Treat it like film
I’ve always spread the ideas that on smaller productions, especially in the digital age, we tend to shoot random takes and use up a lot of unnecessary space, therefore I’ve adapted the “treat it like film” technique to basically shoot your productions as-if your shooting on super 35mm film. So that means each roll and take needs to be recorded, organised and so forth. Since the Blackmagic Design Production Camera cannot format the SSD’s in-camera I treat them as film mags, once its shot its not going anywhere. This makes it easer for the post production work flow, you only have the takes you need rather then random clips of people walking with the camera to the second location.

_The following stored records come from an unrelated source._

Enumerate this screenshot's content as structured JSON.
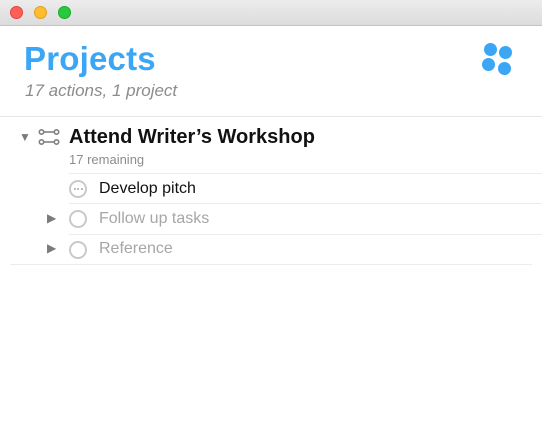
{
  "window": {
    "title": ""
  },
  "header": {
    "title": "Projects",
    "subtitle": "17 actions, 1 project",
    "perspective_icon": "four-dots-perspective-icon",
    "accent_color": "#3aa6f5"
  },
  "project": {
    "title": "Attend Writer’s Workshop",
    "remaining": "17 remaining",
    "expanded": true,
    "icon": "sequential-project-icon"
  },
  "items": [
    {
      "label": "Develop pitch",
      "status": "in-progress",
      "expandable": false,
      "dimmed": false
    },
    {
      "label": "Follow up tasks",
      "status": "empty",
      "expandable": true,
      "dimmed": true
    },
    {
      "label": "Reference",
      "status": "empty",
      "expandable": true,
      "dimmed": true
    }
  ]
}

Be smart, organised and your efforts will down the line.
Shooting a fighting scene? Sure, wing-it!
Its hard as it is trying to get lines memorised and actor’s performance up to check, but a fight scene is a whole new level, a proper choreograph and rehearsal are paramount, but sometimes you just need to wing-it (To do something without preparation). It is important to keep safety of your actors in mind. As we set up for various other scenes, the actors took every minute they could get the routine of the fight scene blocked out before we shot it, it was a mission to make it as real as possible without hurting each other, but thankfully we had our trainer step in and show us “short cuts” to get things looking good on camera. One of the hardest parts to film is the “fall” of actors, or “knock outs” as they usually tend to look fake. We managed to get the right angle to make it all fit together.
Independent productions are usually plagued with the realisation of “Wing it”, but theres nothing wrong with trusting your gut feeling. Michael bay uses his version of “Shoot-For-The-Edit” to shoot scenes how you imagine they will flow together in post. You can’t use it all the time but it is defiantly ok to do so, trust your self and your crew, get the shots you know will work, everything else is the cream on top.

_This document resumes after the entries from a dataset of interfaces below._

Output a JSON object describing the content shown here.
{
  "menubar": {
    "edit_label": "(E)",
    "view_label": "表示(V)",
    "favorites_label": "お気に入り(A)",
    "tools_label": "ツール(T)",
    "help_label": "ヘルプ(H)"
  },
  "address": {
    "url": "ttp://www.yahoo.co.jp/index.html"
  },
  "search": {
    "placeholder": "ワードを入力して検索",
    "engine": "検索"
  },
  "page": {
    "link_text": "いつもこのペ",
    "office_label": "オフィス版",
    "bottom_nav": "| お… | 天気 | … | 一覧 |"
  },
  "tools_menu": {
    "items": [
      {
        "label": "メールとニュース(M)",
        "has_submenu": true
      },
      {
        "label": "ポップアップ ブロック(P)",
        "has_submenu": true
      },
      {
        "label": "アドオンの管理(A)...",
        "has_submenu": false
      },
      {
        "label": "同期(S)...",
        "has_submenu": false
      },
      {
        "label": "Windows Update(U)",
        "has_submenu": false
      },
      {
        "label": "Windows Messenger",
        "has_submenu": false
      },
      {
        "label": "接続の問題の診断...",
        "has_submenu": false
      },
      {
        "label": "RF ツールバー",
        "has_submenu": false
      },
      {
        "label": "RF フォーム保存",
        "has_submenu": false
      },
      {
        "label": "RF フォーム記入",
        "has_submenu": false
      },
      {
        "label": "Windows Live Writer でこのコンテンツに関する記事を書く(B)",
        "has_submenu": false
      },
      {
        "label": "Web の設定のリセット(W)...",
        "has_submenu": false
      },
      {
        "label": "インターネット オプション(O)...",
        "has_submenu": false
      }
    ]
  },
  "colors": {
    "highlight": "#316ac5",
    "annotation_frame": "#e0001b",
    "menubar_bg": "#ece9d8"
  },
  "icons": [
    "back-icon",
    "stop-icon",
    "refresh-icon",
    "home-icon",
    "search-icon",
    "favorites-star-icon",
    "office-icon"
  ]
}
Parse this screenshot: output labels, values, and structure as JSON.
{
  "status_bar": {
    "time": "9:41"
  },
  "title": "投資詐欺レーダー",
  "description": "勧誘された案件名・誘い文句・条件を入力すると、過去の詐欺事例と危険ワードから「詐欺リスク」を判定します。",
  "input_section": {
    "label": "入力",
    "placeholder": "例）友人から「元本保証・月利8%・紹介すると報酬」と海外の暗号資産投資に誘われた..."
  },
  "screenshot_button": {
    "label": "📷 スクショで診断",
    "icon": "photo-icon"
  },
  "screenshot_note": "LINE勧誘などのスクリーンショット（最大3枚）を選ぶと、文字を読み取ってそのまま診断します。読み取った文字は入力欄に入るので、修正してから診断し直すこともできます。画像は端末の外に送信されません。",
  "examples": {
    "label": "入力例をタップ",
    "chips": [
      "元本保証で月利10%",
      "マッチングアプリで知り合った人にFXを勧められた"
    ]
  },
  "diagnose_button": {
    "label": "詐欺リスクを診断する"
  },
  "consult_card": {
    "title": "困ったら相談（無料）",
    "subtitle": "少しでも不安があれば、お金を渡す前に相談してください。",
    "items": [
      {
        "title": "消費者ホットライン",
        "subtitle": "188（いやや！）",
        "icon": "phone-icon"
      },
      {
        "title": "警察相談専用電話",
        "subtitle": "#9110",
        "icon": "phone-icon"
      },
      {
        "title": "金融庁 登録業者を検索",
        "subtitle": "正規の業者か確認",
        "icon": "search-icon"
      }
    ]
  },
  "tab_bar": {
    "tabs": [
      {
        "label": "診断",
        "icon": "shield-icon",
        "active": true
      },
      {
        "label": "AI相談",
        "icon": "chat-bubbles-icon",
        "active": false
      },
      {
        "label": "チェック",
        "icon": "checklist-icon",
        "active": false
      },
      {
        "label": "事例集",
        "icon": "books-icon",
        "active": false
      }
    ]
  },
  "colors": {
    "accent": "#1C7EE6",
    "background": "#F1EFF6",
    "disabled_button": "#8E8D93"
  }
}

Sound Sound Sound!
Sound is 50% of the film, and should be one area that should not be over looked. It’s paramount to get high quality audio on the day of the shoot, and worst case having to touch up in a studio. Marcel Lteif was our audio engineer and on-location sound recordist. He doesn’t really enjoy on location sound as it is a tedious process but he unleashes the creativity in sound design. We recorded using a Røde NTG-3 hooked onto a Zoom H4N, which was good enough for Katyusha. The limitation of the BMPC was that it doesn’t record high quality audio, and hooking up a unit to the camera was a hassle with cables and such. Therefore we opted to use a off-sync system, we record video and audio separately and sync in post. This was a huge set back as we didn’t have any automated software that syncs up clips and audio files. So manually sync it was. Its important that theres a good communication link between the cinematographer/operator and the audio engineer, as working in harmony will provide a smoother day rather than struggling to figure out where the boom must be, what dialogue is being performed. Again, I will repeat, don’t cut corners on sound!
More to come soon!